The channel for Turkey Creek begins where rain water collects in eastern edges of the watershed behind the damns at Cosby Lake, Shadow Lake and Lake in the Woods in Clay. Once the water moves past the damns the stream channel gently winds west through the valleys below Keeler Mountain, Blackoak Mountain and Brushy Mountain. Raccoon Creek, the largest tributary to Turkey Creek, flows through Sweeney Hollow in Pinson, Alabama. By the time the water gets to the Preserve’s canyon, called the Narrows, it has drained 25 square miles of land.

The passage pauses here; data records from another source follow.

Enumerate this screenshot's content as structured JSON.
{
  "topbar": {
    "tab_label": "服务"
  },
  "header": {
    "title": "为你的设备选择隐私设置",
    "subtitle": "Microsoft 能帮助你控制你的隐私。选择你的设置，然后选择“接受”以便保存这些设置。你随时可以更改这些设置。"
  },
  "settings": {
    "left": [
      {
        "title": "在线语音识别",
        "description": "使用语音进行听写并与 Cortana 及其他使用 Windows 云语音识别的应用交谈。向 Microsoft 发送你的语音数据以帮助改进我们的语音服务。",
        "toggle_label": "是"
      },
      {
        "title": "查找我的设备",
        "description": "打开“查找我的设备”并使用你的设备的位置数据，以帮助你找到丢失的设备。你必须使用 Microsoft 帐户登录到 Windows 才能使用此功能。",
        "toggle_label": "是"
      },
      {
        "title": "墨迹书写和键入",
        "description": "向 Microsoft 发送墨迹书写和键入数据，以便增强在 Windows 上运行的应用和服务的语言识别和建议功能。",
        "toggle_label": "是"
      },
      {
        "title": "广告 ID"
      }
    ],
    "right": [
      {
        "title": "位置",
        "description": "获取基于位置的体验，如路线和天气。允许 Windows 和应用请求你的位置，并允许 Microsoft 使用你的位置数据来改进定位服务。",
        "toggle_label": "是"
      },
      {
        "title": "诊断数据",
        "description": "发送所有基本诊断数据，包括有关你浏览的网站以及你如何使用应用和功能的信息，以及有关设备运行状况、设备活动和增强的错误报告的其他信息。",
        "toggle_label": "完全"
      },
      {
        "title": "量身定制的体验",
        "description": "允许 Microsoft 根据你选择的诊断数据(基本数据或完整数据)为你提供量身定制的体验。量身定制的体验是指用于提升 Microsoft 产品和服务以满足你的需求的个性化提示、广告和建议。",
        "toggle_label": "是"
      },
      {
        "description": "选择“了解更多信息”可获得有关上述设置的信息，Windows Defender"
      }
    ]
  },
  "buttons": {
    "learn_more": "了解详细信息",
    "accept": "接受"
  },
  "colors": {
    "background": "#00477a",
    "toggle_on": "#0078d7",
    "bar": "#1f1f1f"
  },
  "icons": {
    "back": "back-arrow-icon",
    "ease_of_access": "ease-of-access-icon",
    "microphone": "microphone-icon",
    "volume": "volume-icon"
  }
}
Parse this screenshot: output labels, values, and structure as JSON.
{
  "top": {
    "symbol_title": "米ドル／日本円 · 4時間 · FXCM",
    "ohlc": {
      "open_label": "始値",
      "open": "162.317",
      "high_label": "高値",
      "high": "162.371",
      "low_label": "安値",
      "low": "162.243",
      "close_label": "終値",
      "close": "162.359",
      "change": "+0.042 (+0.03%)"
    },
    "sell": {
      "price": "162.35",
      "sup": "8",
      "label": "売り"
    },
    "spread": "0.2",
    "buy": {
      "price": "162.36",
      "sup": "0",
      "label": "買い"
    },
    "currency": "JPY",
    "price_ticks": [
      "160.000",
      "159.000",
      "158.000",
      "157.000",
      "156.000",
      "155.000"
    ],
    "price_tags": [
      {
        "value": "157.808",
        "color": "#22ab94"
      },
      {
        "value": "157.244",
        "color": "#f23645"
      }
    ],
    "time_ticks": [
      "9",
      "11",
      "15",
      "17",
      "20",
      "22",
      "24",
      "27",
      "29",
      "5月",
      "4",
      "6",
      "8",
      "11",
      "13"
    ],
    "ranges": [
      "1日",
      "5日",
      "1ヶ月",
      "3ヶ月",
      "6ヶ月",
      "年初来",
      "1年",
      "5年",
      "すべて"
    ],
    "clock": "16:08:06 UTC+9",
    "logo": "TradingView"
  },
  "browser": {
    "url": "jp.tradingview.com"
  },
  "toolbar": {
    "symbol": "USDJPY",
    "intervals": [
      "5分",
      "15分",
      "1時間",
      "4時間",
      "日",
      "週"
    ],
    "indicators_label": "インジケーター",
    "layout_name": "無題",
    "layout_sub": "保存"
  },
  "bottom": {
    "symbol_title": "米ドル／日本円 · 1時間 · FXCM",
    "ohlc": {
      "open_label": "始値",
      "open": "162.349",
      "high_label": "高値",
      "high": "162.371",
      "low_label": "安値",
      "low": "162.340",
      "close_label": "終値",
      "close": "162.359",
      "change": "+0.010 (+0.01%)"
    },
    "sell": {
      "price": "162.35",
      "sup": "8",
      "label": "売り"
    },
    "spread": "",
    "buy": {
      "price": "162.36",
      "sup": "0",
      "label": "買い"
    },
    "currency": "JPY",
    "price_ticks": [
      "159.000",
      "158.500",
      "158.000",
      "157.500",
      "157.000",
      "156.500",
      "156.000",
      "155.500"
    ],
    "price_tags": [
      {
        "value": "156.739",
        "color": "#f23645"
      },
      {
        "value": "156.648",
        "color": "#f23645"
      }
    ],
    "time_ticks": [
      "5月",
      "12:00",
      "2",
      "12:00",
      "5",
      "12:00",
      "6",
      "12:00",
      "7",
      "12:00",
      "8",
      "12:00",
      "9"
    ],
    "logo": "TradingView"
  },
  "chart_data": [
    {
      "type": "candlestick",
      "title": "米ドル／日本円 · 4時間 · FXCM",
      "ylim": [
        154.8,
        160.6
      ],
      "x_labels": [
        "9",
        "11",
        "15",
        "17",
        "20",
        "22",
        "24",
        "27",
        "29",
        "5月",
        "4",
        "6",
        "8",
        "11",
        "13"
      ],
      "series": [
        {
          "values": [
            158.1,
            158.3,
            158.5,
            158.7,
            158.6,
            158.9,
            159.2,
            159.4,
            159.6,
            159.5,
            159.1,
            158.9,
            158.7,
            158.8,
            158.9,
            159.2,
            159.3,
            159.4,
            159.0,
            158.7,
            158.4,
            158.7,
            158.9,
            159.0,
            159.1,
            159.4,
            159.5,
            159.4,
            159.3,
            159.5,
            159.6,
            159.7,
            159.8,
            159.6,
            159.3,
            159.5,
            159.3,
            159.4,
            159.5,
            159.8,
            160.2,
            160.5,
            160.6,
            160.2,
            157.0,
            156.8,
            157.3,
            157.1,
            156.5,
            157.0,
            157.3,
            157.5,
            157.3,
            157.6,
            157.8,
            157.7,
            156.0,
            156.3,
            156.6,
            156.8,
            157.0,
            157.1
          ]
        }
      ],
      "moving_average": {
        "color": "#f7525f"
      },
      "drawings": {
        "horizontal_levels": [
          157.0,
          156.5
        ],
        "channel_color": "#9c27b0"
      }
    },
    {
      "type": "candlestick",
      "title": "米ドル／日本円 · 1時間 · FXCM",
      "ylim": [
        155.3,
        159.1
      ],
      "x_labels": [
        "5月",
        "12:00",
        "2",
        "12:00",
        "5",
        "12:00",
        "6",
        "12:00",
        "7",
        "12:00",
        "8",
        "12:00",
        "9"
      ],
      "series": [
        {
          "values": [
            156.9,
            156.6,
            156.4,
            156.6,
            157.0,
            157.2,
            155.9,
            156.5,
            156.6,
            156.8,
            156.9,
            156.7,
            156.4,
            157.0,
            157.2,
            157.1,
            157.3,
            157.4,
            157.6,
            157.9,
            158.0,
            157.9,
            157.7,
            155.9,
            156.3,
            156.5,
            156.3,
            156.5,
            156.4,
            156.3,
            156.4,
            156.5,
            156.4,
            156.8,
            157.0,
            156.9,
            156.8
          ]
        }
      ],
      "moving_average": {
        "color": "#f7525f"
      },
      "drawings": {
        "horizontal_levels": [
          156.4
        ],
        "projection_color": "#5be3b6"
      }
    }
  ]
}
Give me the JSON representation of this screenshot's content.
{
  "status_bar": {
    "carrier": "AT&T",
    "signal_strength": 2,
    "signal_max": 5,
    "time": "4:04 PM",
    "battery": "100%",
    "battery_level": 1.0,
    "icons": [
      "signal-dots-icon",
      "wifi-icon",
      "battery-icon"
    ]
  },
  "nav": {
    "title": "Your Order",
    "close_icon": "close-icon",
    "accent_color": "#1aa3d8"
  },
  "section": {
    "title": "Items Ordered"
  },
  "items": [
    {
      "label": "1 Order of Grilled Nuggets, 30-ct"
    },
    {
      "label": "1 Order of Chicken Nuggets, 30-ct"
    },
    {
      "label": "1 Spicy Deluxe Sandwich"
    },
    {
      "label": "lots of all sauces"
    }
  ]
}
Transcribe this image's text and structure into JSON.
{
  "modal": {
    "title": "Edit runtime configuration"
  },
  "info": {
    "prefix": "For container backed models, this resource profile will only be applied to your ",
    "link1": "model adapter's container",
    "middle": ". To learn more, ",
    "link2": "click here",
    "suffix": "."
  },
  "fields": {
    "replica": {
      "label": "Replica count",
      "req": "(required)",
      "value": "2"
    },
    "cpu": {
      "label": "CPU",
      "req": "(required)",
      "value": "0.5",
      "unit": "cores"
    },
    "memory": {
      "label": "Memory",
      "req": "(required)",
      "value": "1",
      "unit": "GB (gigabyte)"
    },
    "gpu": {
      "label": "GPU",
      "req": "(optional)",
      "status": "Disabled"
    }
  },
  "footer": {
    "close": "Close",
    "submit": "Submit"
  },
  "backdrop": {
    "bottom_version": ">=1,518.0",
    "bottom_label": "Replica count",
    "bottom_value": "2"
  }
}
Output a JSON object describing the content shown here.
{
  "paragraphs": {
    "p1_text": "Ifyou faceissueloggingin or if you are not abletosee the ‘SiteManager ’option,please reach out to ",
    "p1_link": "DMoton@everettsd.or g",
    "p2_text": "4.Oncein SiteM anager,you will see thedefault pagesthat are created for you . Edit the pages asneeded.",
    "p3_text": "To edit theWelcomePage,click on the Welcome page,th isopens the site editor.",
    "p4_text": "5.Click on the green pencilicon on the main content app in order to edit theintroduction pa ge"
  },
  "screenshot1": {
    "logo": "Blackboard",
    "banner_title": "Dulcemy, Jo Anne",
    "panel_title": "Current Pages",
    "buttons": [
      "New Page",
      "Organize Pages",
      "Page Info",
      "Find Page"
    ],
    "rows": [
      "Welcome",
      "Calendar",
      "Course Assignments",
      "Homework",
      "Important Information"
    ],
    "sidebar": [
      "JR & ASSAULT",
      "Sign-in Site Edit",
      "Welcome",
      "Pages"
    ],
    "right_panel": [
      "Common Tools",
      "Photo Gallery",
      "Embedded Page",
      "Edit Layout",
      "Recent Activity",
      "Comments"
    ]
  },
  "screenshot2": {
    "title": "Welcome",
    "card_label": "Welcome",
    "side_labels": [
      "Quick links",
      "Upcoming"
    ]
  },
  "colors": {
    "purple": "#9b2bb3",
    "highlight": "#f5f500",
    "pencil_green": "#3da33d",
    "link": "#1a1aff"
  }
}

The stream channel at The Narrows becomes twisted with sharp turns after passing through the tight gap between West Red Mountain and Sand Mountain. Downstream the creek water meets the Locust Fork of the Black Warrior River and eventually flows into the Gulf of Mexico.
The groundwater feeding the creek in the limestone valleys adds complexity to the water quality in Turkey Creek. The cool water spilling over The Falls at Turkey Creek begins seeping out of the ground southeast of The Narrows. The springs emerge between Dug Hollow Road in an area of ‘karst’ and behind Pinson High School at Tapawingo Springs (also known as Penney Springs). Below the ground porous limestone allows groundwater to breach the surface as springs or seeps adding water to the creek beds. These springs provide the conditions for unique ecosystems that harbor some of the Southeast’s rarest aquatic animals.